DATASET CONTENT Start Marker
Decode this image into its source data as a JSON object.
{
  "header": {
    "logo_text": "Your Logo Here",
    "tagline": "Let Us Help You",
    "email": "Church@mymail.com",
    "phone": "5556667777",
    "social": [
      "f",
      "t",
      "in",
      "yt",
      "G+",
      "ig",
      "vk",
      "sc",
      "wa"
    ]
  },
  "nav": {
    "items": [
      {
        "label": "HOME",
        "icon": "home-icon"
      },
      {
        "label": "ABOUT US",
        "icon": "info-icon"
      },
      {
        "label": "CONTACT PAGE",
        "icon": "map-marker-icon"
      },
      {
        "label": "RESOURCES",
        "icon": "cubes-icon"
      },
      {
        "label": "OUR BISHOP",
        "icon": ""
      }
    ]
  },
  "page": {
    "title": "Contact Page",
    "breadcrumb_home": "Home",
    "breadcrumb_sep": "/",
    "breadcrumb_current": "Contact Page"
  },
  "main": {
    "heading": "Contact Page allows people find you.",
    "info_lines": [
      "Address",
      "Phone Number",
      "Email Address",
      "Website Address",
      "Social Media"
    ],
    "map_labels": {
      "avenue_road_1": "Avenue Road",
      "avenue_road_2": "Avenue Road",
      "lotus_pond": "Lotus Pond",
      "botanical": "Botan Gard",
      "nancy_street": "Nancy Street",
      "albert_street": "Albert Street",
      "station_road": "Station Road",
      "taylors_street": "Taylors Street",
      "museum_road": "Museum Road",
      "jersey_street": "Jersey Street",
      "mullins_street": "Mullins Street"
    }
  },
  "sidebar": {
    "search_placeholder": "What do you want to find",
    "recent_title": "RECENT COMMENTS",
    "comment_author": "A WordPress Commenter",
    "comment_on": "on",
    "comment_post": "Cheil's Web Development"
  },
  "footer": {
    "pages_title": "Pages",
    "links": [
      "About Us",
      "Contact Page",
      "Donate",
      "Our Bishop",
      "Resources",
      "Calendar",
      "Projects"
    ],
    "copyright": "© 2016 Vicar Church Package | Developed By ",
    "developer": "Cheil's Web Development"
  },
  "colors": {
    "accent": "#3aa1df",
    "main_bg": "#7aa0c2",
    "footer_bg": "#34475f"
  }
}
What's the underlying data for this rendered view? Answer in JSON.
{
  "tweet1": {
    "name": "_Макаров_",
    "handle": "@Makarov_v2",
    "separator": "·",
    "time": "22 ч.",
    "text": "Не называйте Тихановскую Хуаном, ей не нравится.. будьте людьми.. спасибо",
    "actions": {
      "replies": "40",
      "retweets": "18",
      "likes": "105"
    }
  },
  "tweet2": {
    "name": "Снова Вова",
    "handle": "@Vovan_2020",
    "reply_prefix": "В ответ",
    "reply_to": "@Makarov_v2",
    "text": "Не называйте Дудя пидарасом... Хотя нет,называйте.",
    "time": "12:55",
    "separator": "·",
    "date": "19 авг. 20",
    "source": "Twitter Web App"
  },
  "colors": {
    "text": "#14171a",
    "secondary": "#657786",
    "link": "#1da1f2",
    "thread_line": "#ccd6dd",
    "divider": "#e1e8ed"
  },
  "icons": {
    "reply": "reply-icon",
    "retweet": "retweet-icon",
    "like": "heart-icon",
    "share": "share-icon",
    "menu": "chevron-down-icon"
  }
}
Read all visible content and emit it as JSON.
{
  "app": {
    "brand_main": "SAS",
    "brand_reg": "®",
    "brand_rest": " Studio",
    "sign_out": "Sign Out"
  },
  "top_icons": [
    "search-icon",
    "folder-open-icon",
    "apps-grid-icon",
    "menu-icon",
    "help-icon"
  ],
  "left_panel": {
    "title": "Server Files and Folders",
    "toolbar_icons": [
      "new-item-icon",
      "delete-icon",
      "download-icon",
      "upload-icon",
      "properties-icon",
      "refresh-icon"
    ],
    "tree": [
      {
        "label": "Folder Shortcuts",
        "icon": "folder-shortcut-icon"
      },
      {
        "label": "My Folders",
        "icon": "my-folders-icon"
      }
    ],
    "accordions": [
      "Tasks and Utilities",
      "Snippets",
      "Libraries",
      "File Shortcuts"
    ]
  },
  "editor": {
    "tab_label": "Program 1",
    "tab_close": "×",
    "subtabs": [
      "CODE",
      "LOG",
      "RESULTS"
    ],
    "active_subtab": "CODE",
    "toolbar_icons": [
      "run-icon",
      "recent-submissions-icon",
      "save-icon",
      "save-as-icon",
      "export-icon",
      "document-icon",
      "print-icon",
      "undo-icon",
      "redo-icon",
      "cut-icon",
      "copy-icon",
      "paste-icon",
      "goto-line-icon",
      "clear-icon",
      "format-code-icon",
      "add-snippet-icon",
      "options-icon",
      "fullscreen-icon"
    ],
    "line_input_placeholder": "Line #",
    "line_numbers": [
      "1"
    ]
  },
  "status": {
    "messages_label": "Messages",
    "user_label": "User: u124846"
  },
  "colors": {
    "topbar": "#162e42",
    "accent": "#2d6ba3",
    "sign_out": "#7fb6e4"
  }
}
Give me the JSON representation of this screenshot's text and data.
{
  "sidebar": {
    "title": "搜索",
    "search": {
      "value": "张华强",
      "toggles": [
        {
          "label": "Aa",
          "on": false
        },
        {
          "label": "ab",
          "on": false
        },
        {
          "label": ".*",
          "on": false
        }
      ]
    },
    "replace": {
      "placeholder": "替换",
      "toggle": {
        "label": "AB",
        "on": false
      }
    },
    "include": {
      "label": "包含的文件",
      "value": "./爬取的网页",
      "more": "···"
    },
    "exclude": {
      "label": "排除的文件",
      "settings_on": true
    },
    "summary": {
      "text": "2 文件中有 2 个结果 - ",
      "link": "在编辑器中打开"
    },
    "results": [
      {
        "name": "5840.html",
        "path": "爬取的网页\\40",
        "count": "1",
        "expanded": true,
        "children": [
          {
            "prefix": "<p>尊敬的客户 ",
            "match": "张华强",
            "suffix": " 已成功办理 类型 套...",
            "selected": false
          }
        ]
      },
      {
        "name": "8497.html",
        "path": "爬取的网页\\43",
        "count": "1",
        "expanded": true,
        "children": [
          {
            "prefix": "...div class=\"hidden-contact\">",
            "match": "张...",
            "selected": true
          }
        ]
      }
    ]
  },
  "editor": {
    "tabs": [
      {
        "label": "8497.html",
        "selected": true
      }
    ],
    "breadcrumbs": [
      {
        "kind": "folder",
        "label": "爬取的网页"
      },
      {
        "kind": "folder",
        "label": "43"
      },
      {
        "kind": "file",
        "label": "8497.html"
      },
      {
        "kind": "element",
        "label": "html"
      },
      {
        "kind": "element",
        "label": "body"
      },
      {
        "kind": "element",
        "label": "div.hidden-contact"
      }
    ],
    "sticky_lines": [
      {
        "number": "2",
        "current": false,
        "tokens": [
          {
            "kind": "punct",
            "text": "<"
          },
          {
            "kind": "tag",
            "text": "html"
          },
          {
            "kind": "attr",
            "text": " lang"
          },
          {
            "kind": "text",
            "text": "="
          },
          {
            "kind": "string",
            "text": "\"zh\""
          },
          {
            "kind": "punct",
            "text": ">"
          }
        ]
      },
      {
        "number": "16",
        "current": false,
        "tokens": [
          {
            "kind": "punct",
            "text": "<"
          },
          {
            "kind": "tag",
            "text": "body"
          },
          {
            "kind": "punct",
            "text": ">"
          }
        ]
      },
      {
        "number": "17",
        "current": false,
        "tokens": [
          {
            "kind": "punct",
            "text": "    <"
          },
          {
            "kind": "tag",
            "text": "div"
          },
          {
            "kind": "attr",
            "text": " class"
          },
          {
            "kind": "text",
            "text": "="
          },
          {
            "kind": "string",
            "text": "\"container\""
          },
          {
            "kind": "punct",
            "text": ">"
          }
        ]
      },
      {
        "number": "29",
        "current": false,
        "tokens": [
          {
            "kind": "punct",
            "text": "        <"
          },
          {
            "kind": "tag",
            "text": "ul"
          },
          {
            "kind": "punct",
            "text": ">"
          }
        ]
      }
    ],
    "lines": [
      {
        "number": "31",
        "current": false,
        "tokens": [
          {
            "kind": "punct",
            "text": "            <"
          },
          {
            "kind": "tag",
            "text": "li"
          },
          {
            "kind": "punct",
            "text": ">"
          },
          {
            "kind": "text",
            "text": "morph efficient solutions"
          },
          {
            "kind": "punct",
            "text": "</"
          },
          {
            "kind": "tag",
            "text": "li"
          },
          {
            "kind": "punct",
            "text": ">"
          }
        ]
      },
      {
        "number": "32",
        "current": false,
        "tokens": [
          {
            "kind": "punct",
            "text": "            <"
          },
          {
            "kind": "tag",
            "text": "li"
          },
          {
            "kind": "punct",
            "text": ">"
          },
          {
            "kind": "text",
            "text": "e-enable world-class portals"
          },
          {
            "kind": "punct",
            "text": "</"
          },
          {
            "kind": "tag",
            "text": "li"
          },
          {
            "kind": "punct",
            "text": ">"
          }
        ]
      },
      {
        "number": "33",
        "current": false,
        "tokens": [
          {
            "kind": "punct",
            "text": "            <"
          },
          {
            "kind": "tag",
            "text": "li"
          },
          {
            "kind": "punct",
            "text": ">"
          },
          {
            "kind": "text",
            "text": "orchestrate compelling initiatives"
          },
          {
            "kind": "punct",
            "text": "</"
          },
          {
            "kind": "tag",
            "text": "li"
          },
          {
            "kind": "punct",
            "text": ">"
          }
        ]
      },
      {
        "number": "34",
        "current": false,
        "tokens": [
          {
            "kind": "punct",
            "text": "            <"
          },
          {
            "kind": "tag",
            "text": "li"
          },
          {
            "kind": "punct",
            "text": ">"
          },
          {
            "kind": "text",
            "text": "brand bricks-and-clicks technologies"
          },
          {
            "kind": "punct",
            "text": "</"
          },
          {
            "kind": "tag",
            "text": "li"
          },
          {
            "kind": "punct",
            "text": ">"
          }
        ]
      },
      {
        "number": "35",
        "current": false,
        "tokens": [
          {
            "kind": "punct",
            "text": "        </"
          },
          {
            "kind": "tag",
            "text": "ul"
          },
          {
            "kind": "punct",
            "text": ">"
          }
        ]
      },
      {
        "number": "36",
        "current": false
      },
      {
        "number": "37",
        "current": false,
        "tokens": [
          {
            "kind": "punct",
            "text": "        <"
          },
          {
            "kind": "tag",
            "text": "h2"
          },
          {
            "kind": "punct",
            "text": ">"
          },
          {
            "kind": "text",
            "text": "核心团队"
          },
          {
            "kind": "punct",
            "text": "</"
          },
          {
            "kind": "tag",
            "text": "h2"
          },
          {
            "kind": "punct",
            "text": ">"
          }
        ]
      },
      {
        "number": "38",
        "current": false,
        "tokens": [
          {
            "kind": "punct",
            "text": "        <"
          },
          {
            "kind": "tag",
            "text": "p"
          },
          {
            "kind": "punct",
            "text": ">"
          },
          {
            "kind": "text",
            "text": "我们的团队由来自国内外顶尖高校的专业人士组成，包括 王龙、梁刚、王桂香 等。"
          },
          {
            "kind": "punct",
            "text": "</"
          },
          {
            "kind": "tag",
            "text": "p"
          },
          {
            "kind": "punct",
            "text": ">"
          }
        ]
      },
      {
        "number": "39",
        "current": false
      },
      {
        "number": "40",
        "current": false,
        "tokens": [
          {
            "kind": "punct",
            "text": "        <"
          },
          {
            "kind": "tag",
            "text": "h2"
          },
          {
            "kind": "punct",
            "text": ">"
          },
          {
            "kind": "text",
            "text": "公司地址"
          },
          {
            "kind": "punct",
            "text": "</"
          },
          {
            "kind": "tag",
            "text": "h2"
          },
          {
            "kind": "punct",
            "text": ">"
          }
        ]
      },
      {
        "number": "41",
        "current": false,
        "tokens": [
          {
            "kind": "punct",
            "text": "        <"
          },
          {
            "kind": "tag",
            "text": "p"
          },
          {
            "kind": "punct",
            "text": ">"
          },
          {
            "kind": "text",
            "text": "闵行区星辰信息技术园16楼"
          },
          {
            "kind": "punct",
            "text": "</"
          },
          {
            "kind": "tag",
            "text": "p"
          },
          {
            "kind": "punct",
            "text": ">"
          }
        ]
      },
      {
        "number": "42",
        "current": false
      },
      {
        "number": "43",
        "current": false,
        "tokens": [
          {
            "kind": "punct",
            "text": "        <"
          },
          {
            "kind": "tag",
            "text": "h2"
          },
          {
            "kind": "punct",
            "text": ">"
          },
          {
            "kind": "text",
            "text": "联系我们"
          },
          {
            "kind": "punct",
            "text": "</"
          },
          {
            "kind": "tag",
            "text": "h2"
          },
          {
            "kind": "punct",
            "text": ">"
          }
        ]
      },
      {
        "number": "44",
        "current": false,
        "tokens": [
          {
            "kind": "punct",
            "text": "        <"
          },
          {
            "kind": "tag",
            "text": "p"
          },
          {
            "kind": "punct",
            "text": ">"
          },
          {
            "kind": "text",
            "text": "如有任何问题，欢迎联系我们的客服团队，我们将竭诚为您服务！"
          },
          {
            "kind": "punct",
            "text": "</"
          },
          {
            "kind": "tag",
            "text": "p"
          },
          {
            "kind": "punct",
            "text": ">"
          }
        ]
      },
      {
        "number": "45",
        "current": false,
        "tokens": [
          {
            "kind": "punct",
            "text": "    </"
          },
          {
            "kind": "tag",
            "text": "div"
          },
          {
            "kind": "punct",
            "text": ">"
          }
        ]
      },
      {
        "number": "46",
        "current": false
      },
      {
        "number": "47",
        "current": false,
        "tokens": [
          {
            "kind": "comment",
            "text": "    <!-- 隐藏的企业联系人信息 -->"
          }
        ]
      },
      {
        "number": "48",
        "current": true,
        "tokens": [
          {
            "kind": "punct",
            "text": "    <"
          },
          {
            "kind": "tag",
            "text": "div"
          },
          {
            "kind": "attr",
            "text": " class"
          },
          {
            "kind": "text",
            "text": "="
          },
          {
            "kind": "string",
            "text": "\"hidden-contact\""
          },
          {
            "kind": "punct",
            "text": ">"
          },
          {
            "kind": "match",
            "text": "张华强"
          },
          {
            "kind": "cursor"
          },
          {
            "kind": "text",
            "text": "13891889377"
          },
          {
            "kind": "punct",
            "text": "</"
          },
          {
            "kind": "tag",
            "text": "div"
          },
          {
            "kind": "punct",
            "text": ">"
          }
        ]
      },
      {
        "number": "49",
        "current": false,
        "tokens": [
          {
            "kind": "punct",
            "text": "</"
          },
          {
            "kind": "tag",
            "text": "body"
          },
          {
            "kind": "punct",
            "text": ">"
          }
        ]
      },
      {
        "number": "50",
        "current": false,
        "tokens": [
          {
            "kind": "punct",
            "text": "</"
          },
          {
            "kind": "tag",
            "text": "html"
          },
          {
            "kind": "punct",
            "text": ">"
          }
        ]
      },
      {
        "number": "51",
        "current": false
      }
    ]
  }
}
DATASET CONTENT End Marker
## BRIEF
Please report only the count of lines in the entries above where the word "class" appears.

## EXERCISE OUTPUT
4